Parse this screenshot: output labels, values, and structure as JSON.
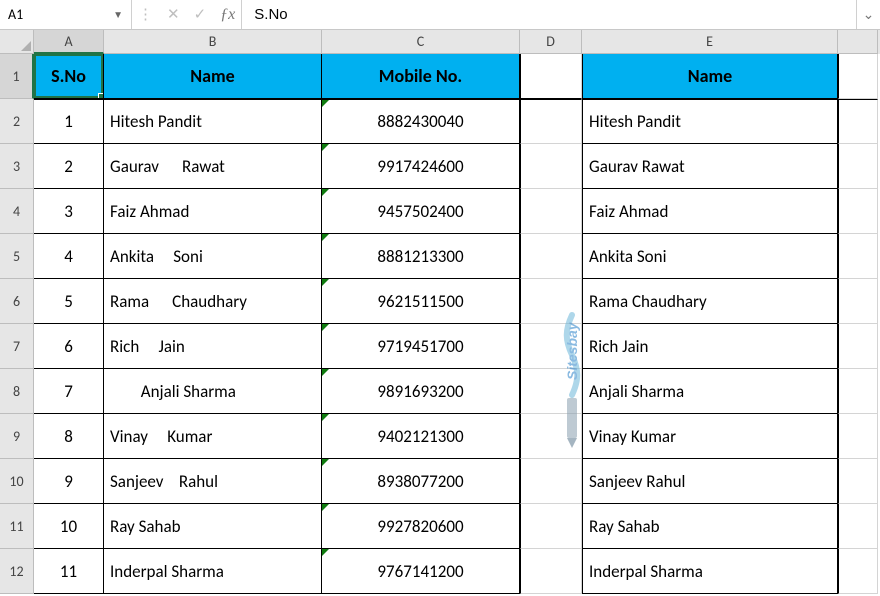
{
  "nameBox": "A1",
  "formulaBar": "S.No",
  "columns": [
    "A",
    "B",
    "C",
    "D",
    "E"
  ],
  "rowNumbers": [
    1,
    2,
    3,
    4,
    5,
    6,
    7,
    8,
    9,
    10,
    11,
    12
  ],
  "headers": {
    "A": "S.No",
    "B": "Name",
    "C": "Mobile No.",
    "E": "Name"
  },
  "rows": [
    {
      "sno": "1",
      "name": "Hitesh Pandit",
      "mobile": "8882430040",
      "clean": "Hitesh Pandit"
    },
    {
      "sno": "2",
      "name": "Gaurav      Rawat",
      "mobile": "9917424600",
      "clean": "Gaurav Rawat"
    },
    {
      "sno": "3",
      "name": "Faiz Ahmad",
      "mobile": "9457502400",
      "clean": "Faiz Ahmad"
    },
    {
      "sno": "4",
      "name": "Ankita     Soni",
      "mobile": "8881213300",
      "clean": "Ankita Soni"
    },
    {
      "sno": "5",
      "name": "Rama      Chaudhary",
      "mobile": "9621511500",
      "clean": "Rama Chaudhary"
    },
    {
      "sno": "6",
      "name": "Rich     Jain",
      "mobile": "9719451700",
      "clean": "Rich Jain"
    },
    {
      "sno": "7",
      "name": "        Anjali Sharma",
      "mobile": "9891693200",
      "clean": "Anjali Sharma"
    },
    {
      "sno": "8",
      "name": "Vinay     Kumar",
      "mobile": "9402121300",
      "clean": "Vinay Kumar"
    },
    {
      "sno": "9",
      "name": "Sanjeev    Rahul",
      "mobile": "8938077200",
      "clean": "Sanjeev Rahul"
    },
    {
      "sno": "10",
      "name": "Ray Sahab",
      "mobile": "9927820600",
      "clean": "Ray Sahab"
    },
    {
      "sno": "11",
      "name": "Inderpal Sharma",
      "mobile": "9767141200",
      "clean": "Inderpal Sharma"
    }
  ],
  "watermark": "Sitesbay"
}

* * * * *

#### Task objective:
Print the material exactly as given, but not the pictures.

#### Result below:
Parse this screenshot: output labels, values, and structure as JSON.
{
  "nameBox": "A1",
  "formulaBar": "S.No",
  "columns": [
    "A",
    "B",
    "C",
    "D",
    "E"
  ],
  "rowNumbers": [
    1,
    2,
    3,
    4,
    5,
    6,
    7,
    8,
    9,
    10,
    11,
    12
  ],
  "headers": {
    "A": "S.No",
    "B": "Name",
    "C": "Mobile No.",
    "E": "Name"
  },
  "rows": [
    {
      "sno": "1",
      "name": "Hitesh Pandit",
      "mobile": "8882430040",
      "clean": "Hitesh Pandit"
    },
    {
      "sno": "2",
      "name": "Gaurav      Rawat",
      "mobile": "9917424600",
      "clean": "Gaurav Rawat"
    },
    {
      "sno": "3",
      "name": "Faiz Ahmad",
      "mobile": "9457502400",
      "clean": "Faiz Ahmad"
    },
    {
      "sno": "4",
      "name": "Ankita     Soni",
      "mobile": "8881213300",
      "clean": "Ankita Soni"
    },
    {
      "sno": "5",
      "name": "Rama      Chaudhary",
      "mobile": "9621511500",
      "clean": "Rama Chaudhary"
    },
    {
      "sno": "6",
      "name": "Rich     Jain",
      "mobile": "9719451700",
      "clean": "Rich Jain"
    },
    {
      "sno": "7",
      "name": "        Anjali Sharma",
      "mobile": "9891693200",
      "clean": "Anjali Sharma"
    },
    {
      "sno": "8",
      "name": "Vinay     Kumar",
      "mobile": "9402121300",
      "clean": "Vinay Kumar"
    },
    {
      "sno": "9",
      "name": "Sanjeev    Rahul",
      "mobile": "8938077200",
      "clean": "Sanjeev Rahul"
    },
    {
      "sno": "10",
      "name": "Ray Sahab",
      "mobile": "9927820600",
      "clean": "Ray Sahab"
    },
    {
      "sno": "11",
      "name": "Inderpal Sharma",
      "mobile": "9767141200",
      "clean": "Inderpal Sharma"
    }
  ],
  "watermark": "Sitesbay"
}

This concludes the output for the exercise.